Segment Open

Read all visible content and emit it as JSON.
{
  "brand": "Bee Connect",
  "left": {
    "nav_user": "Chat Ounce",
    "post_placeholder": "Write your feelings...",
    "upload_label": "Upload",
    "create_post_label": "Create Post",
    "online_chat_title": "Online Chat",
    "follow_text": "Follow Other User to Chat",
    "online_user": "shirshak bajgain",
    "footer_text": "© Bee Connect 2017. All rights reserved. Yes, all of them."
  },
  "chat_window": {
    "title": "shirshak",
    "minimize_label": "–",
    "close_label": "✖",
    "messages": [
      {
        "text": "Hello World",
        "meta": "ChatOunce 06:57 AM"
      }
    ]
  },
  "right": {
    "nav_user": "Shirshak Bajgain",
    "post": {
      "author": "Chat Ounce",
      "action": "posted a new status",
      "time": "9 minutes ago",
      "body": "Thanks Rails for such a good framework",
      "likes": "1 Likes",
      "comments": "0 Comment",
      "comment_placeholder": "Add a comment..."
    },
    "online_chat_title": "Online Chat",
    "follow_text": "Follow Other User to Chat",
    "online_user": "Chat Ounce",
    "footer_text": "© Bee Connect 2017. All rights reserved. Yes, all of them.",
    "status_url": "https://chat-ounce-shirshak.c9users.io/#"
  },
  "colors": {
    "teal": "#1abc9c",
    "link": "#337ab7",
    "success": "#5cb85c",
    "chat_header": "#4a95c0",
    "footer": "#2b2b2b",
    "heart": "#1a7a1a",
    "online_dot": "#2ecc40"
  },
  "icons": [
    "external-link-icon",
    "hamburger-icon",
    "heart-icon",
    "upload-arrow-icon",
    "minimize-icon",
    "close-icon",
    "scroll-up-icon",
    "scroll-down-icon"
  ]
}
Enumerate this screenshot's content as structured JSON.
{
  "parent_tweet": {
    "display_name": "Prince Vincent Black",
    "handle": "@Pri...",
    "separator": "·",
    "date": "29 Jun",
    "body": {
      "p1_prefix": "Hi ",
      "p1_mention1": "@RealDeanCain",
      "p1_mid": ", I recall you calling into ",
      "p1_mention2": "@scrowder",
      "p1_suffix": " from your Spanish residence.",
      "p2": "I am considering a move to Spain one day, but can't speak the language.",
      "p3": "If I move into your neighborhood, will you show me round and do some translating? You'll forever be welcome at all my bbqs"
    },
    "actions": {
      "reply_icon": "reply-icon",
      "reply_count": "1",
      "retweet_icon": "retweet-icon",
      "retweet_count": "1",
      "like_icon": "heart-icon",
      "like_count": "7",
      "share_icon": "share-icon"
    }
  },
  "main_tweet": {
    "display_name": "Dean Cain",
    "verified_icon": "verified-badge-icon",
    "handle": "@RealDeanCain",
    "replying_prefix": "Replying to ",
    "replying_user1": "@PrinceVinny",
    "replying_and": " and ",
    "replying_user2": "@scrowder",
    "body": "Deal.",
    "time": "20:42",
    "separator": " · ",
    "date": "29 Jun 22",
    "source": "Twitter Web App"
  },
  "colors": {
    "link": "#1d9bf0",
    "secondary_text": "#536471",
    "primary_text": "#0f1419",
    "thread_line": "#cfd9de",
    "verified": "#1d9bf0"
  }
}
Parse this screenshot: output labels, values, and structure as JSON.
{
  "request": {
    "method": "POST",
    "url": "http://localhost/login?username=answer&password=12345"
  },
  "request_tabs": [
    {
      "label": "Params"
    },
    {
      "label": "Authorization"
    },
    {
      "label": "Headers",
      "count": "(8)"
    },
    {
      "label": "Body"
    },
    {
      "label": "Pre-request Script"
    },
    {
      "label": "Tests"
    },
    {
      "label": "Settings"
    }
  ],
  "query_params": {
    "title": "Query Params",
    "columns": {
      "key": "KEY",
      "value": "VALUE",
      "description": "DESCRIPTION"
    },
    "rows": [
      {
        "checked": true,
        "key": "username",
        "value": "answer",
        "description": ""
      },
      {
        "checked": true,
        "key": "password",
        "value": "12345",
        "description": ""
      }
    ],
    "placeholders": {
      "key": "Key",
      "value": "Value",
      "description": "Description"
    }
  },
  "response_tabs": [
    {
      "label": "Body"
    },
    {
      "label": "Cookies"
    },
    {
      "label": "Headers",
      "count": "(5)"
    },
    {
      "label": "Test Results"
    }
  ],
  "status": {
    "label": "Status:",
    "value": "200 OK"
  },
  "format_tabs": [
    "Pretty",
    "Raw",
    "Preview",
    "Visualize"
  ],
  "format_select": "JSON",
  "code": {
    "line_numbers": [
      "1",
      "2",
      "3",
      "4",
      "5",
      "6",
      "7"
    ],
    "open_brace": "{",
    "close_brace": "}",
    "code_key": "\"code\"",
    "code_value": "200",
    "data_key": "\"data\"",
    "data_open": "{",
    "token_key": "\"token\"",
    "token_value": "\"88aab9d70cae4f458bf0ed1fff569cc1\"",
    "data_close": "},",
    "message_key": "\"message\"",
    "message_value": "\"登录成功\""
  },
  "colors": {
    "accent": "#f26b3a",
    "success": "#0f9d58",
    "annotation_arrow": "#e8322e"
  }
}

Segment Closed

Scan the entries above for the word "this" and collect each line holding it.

→ Problem solution:
Enumerate this screenshot's content as structured JSON.
Parse this screenshot: output labels, values, and structure as JSON.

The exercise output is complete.